Maja Ruznic (b. 1983, Bosnia & Herzegovina) lives and works in Los Angeles, California. She graduated with a BFA from the University of California, Berkeley in 2005 and an MFA from the California College of Arts, San Francisco in 2009. Solo exhibitions include; ‘The Wailing Sisters’, CES Gallery, Los Angeles, 2016; ‘Soil as Witness’, Jack Fischer Gallery, San Francisco, 2016; and ‘Untitled’, Candyland, Stockholm, Sweden. Two person exhibitions include; ‘The Boogeyman is Here’ with Luz Maria Sanchez, She Works Flexible, Houston Texas, 2015; and ‘Lonely Hunters’ with Ranee Henderson, Eastside International, Los Angeles, 2015. Group exhibitions include; ‘By the River’, ACME, Los Angeles, 2017; ‘With Liberty and Justice for Some’, Walter Maciel Gallery, Los Angeles, 2017; ‘Phantom Limb’, Shulamit Nazarian Gallery, Los Angeles, 2016; and ‘Angels With Dirty Faces’, Galerie Ernst Hilger, Vienna, Austria, 2015.
Kristy Luck (b. 1985, Los Angeles, California) lives and works in LA. She graduated in 2010 with a BFA in Printmaking from Rockford University, Rockford, and in 2014 with a MFA in Painting from The School of the Art Institute of Chicago. She has had a solo exhibition with Eastside International (ESXLA), Los Angeles, California. Group exhibitions include; ‘Ocotillo’, Stella Elkins Gallery, Philadelphia, PA, 2017; ‘Women on the Fence’, Mothership, Desert Hot Springs, CA, 2016; ‘Velvet Ropes’, GIFC Worldwide, Brooklyn, NY, 2016; and ‘Got it for Cheap’, a show rotating between Copenhagen, Stockholm, Paris and London, curated by Charlie Roberts, 2016. She has taught at the School of the Art Institute of Chicago between 2013 and 2016.

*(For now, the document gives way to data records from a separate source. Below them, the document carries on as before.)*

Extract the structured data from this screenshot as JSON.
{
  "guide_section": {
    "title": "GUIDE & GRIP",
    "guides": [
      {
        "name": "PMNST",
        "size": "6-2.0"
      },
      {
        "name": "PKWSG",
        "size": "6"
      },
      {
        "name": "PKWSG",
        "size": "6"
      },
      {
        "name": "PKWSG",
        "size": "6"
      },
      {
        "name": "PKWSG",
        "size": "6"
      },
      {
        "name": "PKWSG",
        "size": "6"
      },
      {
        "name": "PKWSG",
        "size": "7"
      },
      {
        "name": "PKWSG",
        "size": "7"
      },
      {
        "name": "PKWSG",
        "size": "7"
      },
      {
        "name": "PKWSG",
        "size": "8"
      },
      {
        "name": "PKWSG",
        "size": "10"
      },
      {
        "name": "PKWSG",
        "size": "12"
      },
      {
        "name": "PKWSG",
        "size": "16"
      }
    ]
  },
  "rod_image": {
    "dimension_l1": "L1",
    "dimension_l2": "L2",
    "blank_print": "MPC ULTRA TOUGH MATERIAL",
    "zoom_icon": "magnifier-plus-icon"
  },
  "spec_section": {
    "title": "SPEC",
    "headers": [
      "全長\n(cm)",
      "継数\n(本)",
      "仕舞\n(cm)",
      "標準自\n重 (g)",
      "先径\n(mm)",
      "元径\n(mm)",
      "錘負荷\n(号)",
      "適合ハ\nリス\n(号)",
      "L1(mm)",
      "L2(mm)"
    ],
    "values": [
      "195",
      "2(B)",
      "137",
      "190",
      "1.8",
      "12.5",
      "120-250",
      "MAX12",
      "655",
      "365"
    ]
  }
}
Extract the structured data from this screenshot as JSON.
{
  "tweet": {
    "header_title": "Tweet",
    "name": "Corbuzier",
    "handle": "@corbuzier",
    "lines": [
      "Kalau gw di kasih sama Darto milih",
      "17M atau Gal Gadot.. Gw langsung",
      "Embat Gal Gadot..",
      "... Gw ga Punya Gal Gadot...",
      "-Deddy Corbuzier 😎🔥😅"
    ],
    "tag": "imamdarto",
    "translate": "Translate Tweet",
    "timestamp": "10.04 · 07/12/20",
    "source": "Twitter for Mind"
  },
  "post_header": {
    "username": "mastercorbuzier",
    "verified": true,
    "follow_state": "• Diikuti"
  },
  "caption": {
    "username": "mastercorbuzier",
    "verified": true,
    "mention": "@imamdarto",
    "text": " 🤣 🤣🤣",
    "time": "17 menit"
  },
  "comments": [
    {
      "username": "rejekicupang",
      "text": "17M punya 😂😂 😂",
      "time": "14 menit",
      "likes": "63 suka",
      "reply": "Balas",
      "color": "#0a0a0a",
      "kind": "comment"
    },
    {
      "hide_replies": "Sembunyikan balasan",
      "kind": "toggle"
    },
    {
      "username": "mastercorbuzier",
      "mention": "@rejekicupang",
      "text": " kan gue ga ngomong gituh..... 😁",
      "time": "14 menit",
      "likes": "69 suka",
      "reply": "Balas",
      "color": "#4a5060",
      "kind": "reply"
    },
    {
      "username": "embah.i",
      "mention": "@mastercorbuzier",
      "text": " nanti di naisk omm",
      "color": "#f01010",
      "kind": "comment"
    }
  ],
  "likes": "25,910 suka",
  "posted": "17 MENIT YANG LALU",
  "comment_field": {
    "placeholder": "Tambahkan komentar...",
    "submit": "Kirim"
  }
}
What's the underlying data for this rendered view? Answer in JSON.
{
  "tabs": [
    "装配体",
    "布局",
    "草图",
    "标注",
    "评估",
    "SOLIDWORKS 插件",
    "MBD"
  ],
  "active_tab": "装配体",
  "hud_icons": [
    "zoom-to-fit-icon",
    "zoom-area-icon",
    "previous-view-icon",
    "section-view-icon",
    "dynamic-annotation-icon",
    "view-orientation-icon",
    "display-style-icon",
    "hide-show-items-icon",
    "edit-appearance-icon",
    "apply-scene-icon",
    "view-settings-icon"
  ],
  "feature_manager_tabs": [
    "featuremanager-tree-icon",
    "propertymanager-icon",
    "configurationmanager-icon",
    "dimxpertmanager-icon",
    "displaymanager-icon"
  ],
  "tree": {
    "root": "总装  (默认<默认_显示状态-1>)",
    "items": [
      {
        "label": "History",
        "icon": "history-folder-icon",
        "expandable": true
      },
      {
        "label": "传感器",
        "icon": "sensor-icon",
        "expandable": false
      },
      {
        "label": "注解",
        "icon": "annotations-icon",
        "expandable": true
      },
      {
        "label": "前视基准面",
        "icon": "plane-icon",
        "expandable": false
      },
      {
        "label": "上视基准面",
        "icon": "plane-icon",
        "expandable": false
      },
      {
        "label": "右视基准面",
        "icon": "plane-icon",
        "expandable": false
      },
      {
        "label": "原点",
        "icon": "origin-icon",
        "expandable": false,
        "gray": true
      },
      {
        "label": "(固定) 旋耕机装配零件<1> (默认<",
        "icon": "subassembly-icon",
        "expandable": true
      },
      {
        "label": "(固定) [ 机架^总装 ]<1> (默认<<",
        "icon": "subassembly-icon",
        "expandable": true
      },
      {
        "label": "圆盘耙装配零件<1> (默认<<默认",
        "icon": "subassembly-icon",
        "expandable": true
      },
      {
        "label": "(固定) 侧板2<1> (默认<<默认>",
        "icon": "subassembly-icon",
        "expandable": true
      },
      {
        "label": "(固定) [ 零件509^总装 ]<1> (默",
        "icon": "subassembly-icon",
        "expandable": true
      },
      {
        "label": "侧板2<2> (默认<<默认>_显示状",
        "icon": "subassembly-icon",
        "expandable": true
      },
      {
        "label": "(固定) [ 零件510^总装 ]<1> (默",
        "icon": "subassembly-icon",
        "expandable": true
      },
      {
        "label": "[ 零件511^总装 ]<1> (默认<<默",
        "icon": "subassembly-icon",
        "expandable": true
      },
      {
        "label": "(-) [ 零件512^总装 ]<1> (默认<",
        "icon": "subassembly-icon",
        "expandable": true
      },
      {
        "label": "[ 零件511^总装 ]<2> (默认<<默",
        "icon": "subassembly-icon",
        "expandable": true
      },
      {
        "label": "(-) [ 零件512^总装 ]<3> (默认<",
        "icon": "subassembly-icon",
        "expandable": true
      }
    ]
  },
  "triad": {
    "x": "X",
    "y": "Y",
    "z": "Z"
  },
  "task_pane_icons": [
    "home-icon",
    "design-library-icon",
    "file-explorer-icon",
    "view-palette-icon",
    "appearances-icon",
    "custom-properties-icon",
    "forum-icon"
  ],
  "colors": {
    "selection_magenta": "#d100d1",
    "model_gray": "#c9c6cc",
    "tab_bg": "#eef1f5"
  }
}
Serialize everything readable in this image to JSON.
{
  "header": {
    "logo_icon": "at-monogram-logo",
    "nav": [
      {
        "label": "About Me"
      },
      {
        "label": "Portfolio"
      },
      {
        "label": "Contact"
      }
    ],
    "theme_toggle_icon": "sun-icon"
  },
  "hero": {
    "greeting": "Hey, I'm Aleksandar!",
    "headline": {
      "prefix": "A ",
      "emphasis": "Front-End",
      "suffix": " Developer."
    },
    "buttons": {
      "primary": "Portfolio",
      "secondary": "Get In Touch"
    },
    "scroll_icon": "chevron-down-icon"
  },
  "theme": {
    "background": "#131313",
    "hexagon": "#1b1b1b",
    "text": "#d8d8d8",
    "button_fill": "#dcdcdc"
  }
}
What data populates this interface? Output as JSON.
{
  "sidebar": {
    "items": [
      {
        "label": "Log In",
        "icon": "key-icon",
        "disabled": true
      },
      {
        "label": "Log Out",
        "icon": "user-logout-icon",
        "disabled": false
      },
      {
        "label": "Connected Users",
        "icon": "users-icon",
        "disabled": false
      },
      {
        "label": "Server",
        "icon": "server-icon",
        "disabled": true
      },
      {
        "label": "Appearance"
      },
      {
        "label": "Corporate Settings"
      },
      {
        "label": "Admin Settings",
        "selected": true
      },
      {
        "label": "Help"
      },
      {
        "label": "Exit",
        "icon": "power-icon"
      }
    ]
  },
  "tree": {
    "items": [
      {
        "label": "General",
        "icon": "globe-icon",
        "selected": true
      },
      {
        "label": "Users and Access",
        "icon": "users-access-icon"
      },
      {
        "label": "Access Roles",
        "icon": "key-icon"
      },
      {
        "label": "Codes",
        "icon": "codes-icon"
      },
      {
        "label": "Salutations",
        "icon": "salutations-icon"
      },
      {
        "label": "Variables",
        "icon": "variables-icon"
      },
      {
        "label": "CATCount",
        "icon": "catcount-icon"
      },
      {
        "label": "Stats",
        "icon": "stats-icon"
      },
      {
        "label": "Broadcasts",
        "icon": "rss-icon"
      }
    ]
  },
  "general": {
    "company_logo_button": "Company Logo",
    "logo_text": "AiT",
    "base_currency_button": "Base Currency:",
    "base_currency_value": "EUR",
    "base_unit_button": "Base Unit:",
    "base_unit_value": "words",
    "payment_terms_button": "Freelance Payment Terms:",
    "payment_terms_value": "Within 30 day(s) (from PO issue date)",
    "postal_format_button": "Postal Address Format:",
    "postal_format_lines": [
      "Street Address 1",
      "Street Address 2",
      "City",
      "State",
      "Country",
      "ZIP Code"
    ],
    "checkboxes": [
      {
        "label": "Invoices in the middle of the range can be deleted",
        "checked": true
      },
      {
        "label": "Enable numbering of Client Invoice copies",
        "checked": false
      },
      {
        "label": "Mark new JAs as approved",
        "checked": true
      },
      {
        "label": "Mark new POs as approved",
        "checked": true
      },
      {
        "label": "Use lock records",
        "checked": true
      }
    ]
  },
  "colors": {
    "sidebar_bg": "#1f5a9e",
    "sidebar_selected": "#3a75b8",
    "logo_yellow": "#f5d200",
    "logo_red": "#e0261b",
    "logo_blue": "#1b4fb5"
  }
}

Holly Mills (b. 1990, London, UK) lives and works in London. She graduated from Camberwell College of Arts with a BA in Illustration in 2012, the same year she won the V&A student illustrator of the year award. Selected exhibitions include; T’he Jungle Book Club’, Book Club, London, 2015; ‘Secret 7”’ and ‘Pick Me Up’, Somerset House, London, 2015; ‘Cluster Puck’, Print Space, London; and ‘V&A Illustration Awards’, Victoria & Albert Museum, London, 2012.